Acquiring adequate mapping data in patients with atrial fibrillation is still one of the main obstacles in the treatment of this atrial arrhythmia. Due to the lack of catheters with both a panoramic field of view and sufficient electrode density for simultaneous mapping, electrophysiologists are forced to fall back on sequential mapping techniques. But, because activation patterns change rapidly during atrial fibrillation, they cannot be mapped sequentially. We propose that mapping tissue properties which are time independent, in contrast, allows a sequential approach. Here, we use the shortest measured electrogram cycle length to estimate the effective refractory period of the underlying tissue in a simulation study. Atrial fibrillation was simulated in a spherical model of the left atrium comprised of regions with varied refractory period.

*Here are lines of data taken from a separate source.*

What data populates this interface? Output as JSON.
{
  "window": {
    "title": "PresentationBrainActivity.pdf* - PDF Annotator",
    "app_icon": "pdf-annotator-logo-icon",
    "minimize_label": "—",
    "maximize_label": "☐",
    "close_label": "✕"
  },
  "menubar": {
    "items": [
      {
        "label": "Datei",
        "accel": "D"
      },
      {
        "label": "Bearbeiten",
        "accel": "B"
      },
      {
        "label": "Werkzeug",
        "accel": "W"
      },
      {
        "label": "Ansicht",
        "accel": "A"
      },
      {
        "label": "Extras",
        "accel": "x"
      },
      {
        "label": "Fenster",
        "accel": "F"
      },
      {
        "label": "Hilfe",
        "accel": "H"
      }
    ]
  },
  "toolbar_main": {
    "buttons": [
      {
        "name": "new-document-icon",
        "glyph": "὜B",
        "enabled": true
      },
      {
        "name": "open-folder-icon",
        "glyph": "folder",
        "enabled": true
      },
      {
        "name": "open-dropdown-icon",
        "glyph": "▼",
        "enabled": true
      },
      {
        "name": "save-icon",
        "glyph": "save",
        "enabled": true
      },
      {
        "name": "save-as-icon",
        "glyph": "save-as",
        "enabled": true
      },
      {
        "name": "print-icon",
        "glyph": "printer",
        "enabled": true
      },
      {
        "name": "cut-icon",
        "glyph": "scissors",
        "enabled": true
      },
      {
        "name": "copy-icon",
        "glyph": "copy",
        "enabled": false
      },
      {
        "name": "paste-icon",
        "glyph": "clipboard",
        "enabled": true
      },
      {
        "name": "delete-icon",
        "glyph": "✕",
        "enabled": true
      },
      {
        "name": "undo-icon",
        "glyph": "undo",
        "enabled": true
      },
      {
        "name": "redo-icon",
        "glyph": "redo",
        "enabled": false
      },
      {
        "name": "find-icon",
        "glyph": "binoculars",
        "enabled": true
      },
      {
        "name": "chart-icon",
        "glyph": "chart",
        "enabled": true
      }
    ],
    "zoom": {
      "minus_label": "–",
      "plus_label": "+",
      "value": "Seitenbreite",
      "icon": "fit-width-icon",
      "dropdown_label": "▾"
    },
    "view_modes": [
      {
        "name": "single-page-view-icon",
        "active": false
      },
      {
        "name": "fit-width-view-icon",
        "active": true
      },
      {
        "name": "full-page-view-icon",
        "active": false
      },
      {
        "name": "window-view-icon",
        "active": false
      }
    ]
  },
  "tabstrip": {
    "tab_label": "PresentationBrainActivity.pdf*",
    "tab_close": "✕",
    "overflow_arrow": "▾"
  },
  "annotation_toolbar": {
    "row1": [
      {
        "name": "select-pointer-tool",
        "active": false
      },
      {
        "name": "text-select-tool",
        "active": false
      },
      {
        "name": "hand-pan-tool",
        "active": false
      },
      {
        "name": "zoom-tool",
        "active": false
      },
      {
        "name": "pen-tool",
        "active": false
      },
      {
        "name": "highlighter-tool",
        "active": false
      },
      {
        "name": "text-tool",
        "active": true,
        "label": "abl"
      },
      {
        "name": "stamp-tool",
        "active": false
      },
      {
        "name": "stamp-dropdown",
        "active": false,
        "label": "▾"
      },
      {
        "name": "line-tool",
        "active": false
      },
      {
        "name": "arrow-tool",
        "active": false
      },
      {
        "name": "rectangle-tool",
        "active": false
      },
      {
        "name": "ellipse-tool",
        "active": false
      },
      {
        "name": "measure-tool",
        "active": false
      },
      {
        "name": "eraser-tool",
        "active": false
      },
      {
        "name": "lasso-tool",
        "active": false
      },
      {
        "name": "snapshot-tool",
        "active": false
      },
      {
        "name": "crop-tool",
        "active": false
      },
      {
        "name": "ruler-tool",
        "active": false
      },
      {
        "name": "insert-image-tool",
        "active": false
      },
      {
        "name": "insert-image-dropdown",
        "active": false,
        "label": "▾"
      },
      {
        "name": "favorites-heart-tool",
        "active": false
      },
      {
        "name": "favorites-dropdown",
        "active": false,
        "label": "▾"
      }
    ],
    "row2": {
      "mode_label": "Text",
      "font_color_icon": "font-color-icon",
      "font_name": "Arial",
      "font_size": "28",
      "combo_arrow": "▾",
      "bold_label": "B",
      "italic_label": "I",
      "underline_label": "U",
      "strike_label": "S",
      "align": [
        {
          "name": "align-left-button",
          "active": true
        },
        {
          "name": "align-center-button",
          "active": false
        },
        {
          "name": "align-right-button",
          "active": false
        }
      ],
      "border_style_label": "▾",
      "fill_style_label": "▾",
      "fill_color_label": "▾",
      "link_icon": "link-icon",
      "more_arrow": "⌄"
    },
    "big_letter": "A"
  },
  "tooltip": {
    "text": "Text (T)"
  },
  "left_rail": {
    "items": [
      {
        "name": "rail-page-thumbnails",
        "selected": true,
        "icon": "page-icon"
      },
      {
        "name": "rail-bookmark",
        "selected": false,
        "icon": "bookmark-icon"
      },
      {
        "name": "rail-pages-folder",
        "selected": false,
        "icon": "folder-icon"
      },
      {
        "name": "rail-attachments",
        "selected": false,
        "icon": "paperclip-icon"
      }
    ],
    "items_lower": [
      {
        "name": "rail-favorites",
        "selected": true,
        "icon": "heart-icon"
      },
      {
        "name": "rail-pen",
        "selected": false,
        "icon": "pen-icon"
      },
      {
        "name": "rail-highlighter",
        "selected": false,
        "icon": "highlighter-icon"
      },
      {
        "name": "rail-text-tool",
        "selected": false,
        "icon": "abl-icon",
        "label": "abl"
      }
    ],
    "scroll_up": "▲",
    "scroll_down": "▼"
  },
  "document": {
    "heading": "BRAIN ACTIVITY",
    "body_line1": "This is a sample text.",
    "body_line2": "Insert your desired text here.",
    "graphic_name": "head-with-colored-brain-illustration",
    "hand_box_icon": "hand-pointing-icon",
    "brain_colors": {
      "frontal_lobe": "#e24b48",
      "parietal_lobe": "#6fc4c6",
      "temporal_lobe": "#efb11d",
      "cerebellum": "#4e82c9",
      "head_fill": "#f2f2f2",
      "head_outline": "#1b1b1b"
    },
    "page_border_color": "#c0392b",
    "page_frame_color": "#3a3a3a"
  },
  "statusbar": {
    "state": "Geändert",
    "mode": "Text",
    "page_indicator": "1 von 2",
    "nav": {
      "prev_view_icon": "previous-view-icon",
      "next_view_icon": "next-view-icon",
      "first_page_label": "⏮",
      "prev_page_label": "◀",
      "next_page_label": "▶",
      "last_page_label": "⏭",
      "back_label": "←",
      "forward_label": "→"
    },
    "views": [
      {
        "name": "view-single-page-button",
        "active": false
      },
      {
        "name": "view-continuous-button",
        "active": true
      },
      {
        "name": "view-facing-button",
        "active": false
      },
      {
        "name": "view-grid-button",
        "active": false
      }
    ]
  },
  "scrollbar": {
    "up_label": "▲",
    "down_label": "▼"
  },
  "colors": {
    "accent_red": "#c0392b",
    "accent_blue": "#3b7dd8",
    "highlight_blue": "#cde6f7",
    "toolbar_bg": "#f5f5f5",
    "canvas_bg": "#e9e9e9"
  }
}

We found that the minimal measured electrogram cycle length correlates with the effective refractory period of the underlying tissue if the regions with distinct refractory properties are large enough and if the absolute difference in effective refractory periods is sufficient. This approach is capable of identifying regions of lowered effective refractory period without the need for cardioversion. Those regions are likely to harbor drivers of atrial fibrillation, which emphasizes the necessity of their localization.
Atrial fibrillation (AF) ablation guided by basket catheter mapping has shown to be beneficial. Yet, the initial excitement is mitigated by a growing skepticism due to the difficulty in verifying the protocol in multicenter studies. Overall, the underlying assumptions of rotor ablation require further verification. The aim of this study was therefore to test such hypotheses by using computational modeling. The 3D left atrial geometry of an AF patient was segmented from a pre-operative MR scan. Atrial activation was simulated on the 3D anatomy using the monodomain approach and a variant of the Courtemanche action potential model. Ablated tissue was assigned zero conductivity. Reentry was successfully initialized by applying a single suitably delayed extra stimulus. Unipolar electrograms were computed at the simulated electrode positions. The final dataset was generated by varying location of reentry and catheter position within the LA. The effect of inter-electrode distance and distance to the atrial wall was studied in relation to the ability to recover rotor trajectory, as computed by a novel algorithm described here. The effect of rotor ablation was also assessed.